What happened to Jesus in our time, will happen to us at the end of time, and we shall have a resurrection body like his. God’s love has conquered death; we are redeemed, and for us eternal life has already started. The shape of that life in the world to come isn’t for us to know. It’s enough to know that whatever the God who has demonstrated his love through the death and resurrection of Jesus, has prepared for us, will be for our very best.

And we can be very sure that all those whom we love will be with us in God’s new world redeemed and recreated by love.

May God continue to bless you all this Easter time, and may you continue to grow in Christ.


Palm Sunday 2021

Once a crowd begins to move, it’s hard to hold it back. Once you get caught up in a demonstration it’s very difficult to get out of it.

But crowds are very fickle, and it only takes a few professional agitators to stir things up. Didn’t we see just this, a few days ago in the Bristol riots?

And so it’s easy to see that the same crowd which welcomed Jesus on that first Palm Sunday were, just a few days later, stirred up by the religious authorities to shout for his execution.  

As we think about the crowds surrounding Jesus both on Palm Sunday and later in the week, we do well to remember the part which they played in all of those events. The emotions which were such a strong part of the gatherings led many of them down paths which they wouldn’t have chosen by themselves.

As we enter Holy Week, can we recognise ourselves in the characters around Jesus? Are we fickle and easily manipulated? Are we hard hearted towards the sufferings of others?

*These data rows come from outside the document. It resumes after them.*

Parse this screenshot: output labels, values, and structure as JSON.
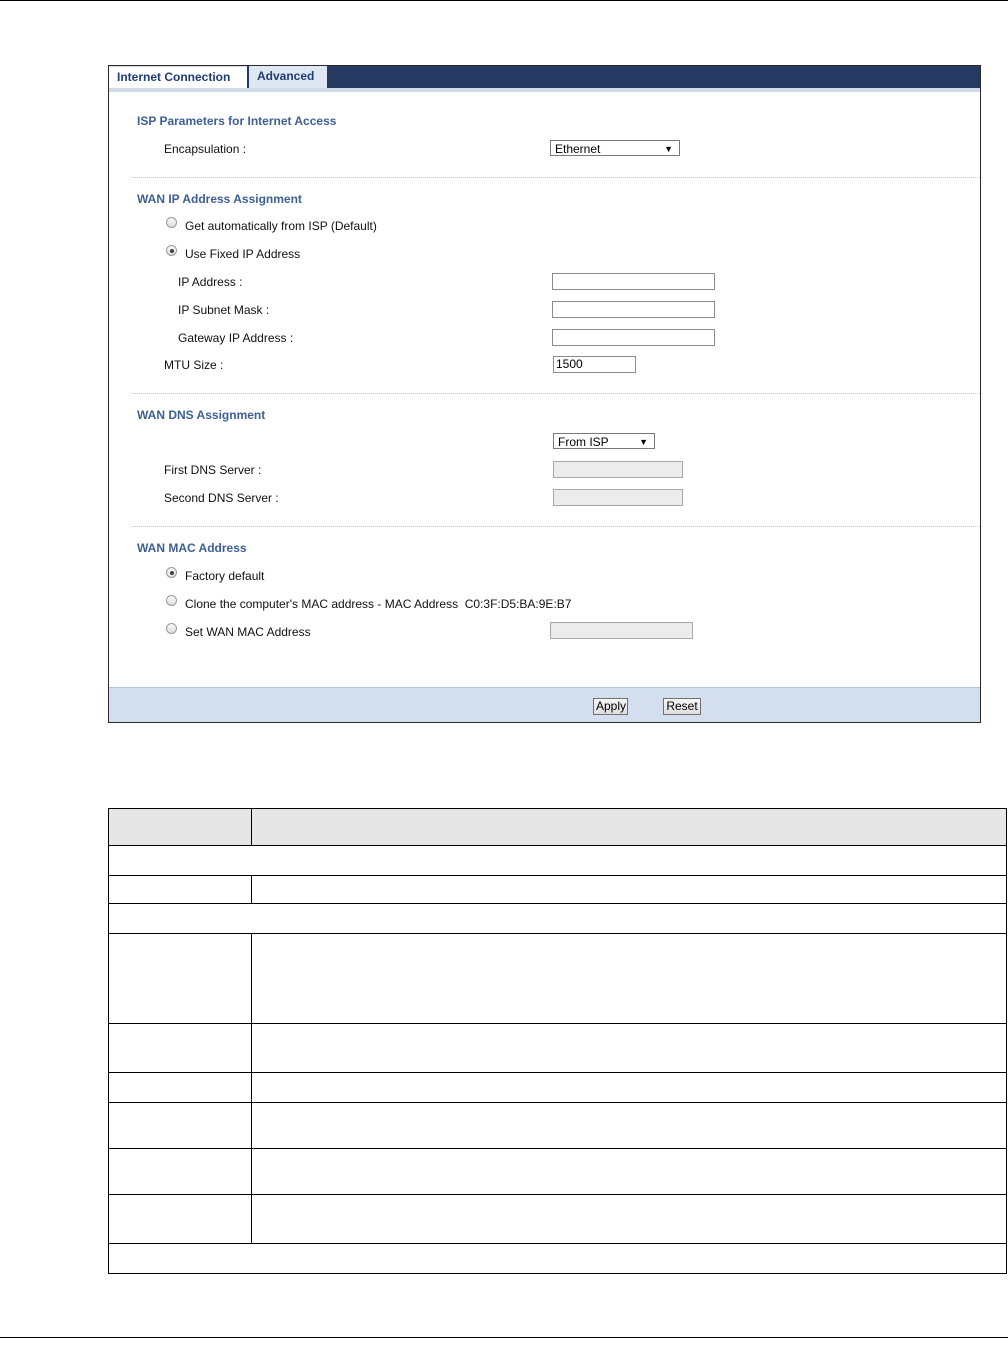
{
  "tabs": [
    {
      "label": "Internet Connection",
      "active": true
    },
    {
      "label": "Advanced",
      "active": false
    }
  ],
  "isp": {
    "title": "ISP Parameters for Internet Access",
    "encapsulation_label": "Encapsulation :",
    "encapsulation_value": "Ethernet"
  },
  "wan_ip": {
    "title": "WAN IP Address Assignment",
    "option_auto": "Get automatically from ISP (Default)",
    "option_fixed": "Use Fixed IP Address",
    "selected": "fixed",
    "ip_label": "IP Address :",
    "ip_value": "",
    "subnet_label": "IP Subnet Mask :",
    "subnet_value": "",
    "gateway_label": "Gateway IP Address :",
    "gateway_value": "",
    "mtu_label": "MTU Size :",
    "mtu_value": "1500"
  },
  "wan_dns": {
    "title": "WAN DNS Assignment",
    "mode_value": "From ISP",
    "first_label": "First DNS Server :",
    "first_value": "",
    "second_label": "Second DNS Server :",
    "second_value": ""
  },
  "wan_mac": {
    "title": "WAN MAC Address",
    "option_factory": "Factory default",
    "option_clone": "Clone the computer's MAC address - MAC Address  C0:3F:D5:BA:9E:B7",
    "option_set": "Set WAN MAC Address",
    "selected": "factory",
    "set_value": ""
  },
  "buttons": {
    "apply": "Apply",
    "reset": "Reset"
  },
  "colors": {
    "tab_bar": "#263b62",
    "section_title": "#3d5f93",
    "footer": "#d3dfef"
  },
  "icons": {
    "dropdown": "down-triangle"
  }
}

Do we ever secretly relish the spectacle of violence, or mock those whose faith we don’t understand?

There’s a striking contrast between the obedient, trusting nature of Jesus and the petty, destructive behaviour of those around him. In the Passion of Jesus, we see our own failures mirrored in those characters; but we also see the costly self-giving of God in Christ.

So, this is a good time for us to stand back from the crowd and examine our own faith.

We need to be fully aware of just how much like everybody else we actually are. But we also need to be satisfied that despite all of our imperfections and failures we can still come to Jesus, with or without a crowd. We need to be able to ask him in the silence of our own hearts, to transform us to be like him.  To give us the mind of Christ, so that we too might learn to trust God completely, and give ourselves generously, just as he did.